MLB.com’s Mark Feinsand reports that Yankees starter CC Sabathia is holding a press conference on Saturday at Steinbrenner Field in Florida. The veteran lefty will officially announce he will retire following the 2019 season.
Sabathia, 38, re-signed with the Yankees on a one-year, $8 million contract in November. He’s coming off of a solid 2018 campaign in which he posted a 3.65 ERA with 140 strikeouts and 51 walks across 153 innings. Sabathia, in fact, has been solid over the last three years, posting a sub-4.00 ERA each year.
The Yankees made some additions to the rotation, bringing J.A. Happ back as a free agent and acquiring James Paxton from the Mariners. Those two and Sabathia will be joined by Luis Severino and Masahiro Tanaka. Barring injury, there aren’t any rotation spots available as spring training opens.

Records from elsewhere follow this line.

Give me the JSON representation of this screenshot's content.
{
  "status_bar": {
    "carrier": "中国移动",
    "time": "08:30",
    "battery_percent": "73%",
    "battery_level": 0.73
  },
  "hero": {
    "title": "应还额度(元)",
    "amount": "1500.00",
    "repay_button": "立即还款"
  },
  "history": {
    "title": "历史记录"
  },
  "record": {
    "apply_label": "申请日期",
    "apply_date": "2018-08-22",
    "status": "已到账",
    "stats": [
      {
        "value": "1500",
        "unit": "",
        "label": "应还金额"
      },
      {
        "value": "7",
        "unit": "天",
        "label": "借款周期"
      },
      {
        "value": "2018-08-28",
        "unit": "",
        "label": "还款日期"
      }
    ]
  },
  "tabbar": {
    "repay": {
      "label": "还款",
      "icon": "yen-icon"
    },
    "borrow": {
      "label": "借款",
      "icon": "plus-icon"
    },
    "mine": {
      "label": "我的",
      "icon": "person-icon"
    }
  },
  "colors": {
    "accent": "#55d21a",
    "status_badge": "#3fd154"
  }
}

On Sunday, we learned that while the Nationals would continue to pay their minor leaguers throughout the month of June, their weekly stipend would be lowered by 25 percent, from $400 to $300. In an incredible act of solidarity, Nationals reliever Sean Doolittle and his teammates put out a statement, saying they would be covering the missing $100 from the stipends.
After receiving some criticism, the Nationals reversed course, agreeing to pay their minor leaguers their full $400 weekly stipend.
Doolittle and co. have not withdrawn their generosity. On Wednesday, Doolittle released another statement, saying that he and his major league teammates would continue to offer financial assistance to Nationals minor leaguers through the non-profit organization More Than Baseball.
The full statement:
Washington Nationals players were excited to learn that our minor leaguers will continue receiving their full stipends. We are grateful that efforts have been made to restore their pay during these challenging times.
We remain committed to supporting them. Nationals players are partnering with More Than Baseball to contribute funds that will offer further assistance and financial support to any minor leaguers who were in the Nationals organization as of March 1.
We’ll continue to stand with them as we look forward to resuming our 2020 MLB season.
Kudos to Doolittle and the other Nationals continuing to offer a helping hand in a trying time. The players shouldn’t have to subsidize their employers’ labor expenses, but that is the world we live in today.